Collection entries:

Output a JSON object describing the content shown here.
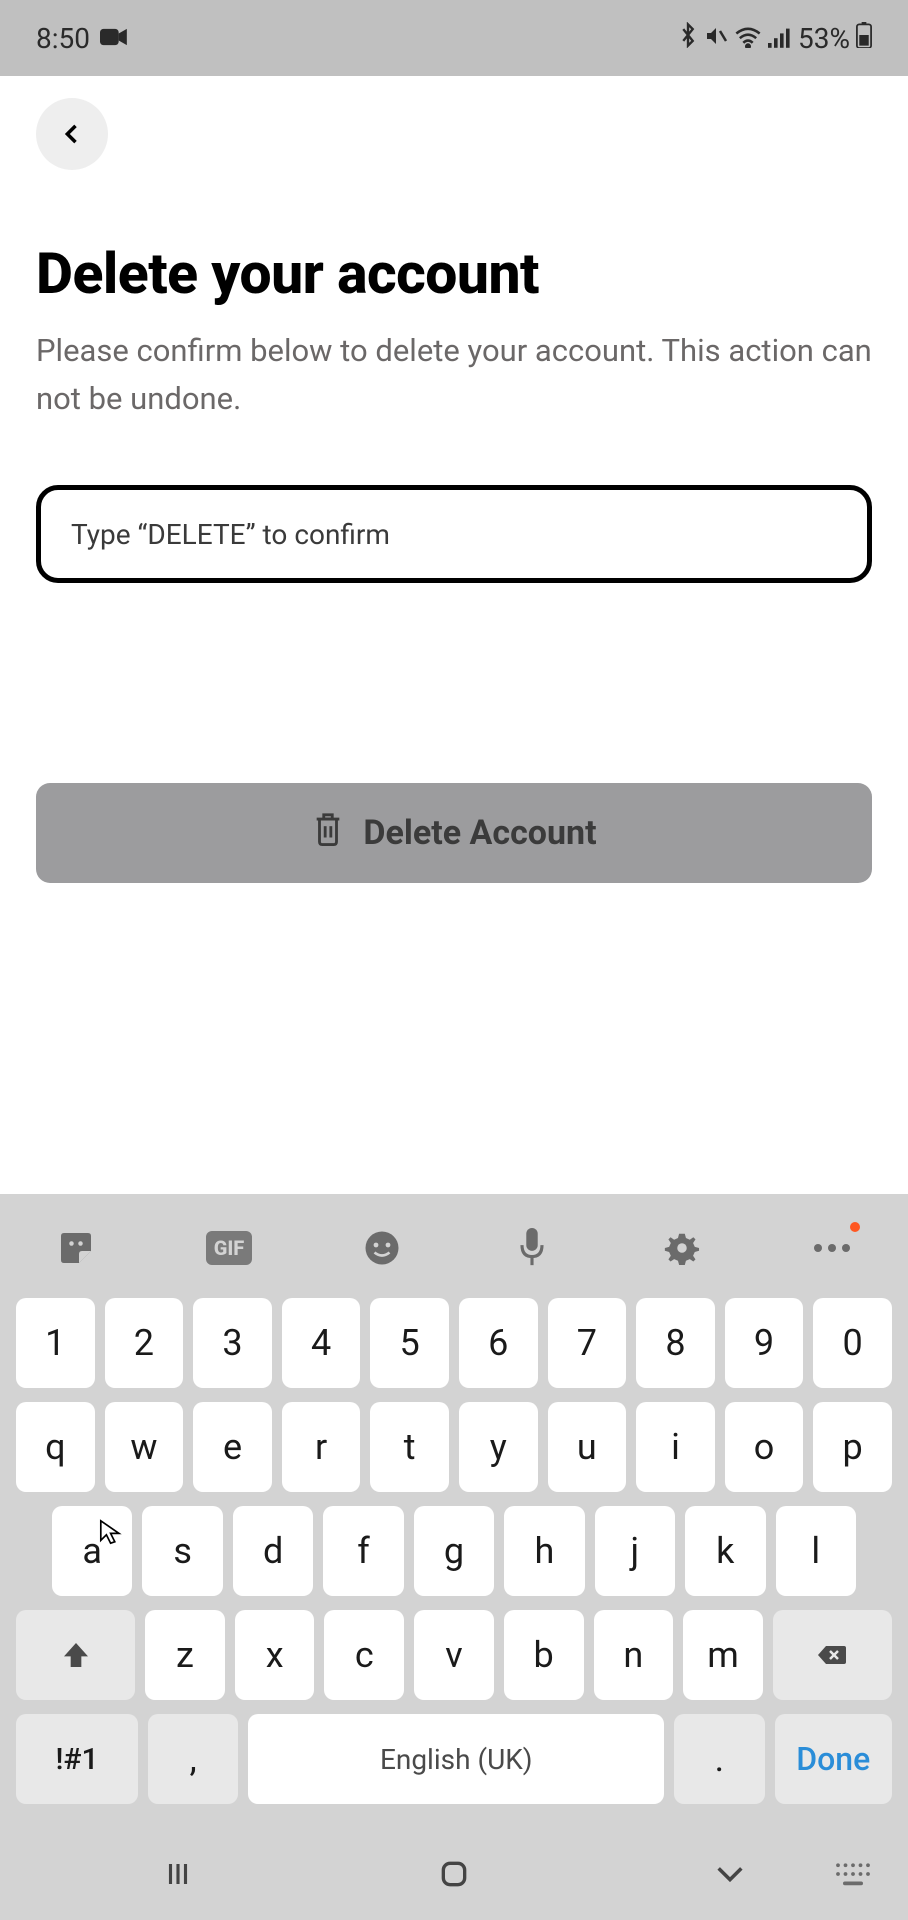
{
  "status": {
    "time": "8:50",
    "battery_pct": "53%"
  },
  "page": {
    "title": "Delete your account",
    "subtitle": "Please confirm below to delete your account. This action can not be undone.",
    "input_placeholder": "Type “DELETE” to confirm",
    "button_label": "Delete Account"
  },
  "keyboard": {
    "row_num": [
      "1",
      "2",
      "3",
      "4",
      "5",
      "6",
      "7",
      "8",
      "9",
      "0"
    ],
    "row_q": [
      "q",
      "w",
      "e",
      "r",
      "t",
      "y",
      "u",
      "i",
      "o",
      "p"
    ],
    "row_a": [
      "a",
      "s",
      "d",
      "f",
      "g",
      "h",
      "j",
      "k",
      "l"
    ],
    "row_z": [
      "z",
      "x",
      "c",
      "v",
      "b",
      "n",
      "m"
    ],
    "symbols": "!#1",
    "comma": ",",
    "space": "English (UK)",
    "period": ".",
    "done": "Done"
  }
}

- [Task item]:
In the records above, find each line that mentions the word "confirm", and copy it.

- [Result below]:
    "subtitle": "Please confirm below to delete your account. This action can not be undone.",
    "input_placeholder": "Type “DELETE” to confirm",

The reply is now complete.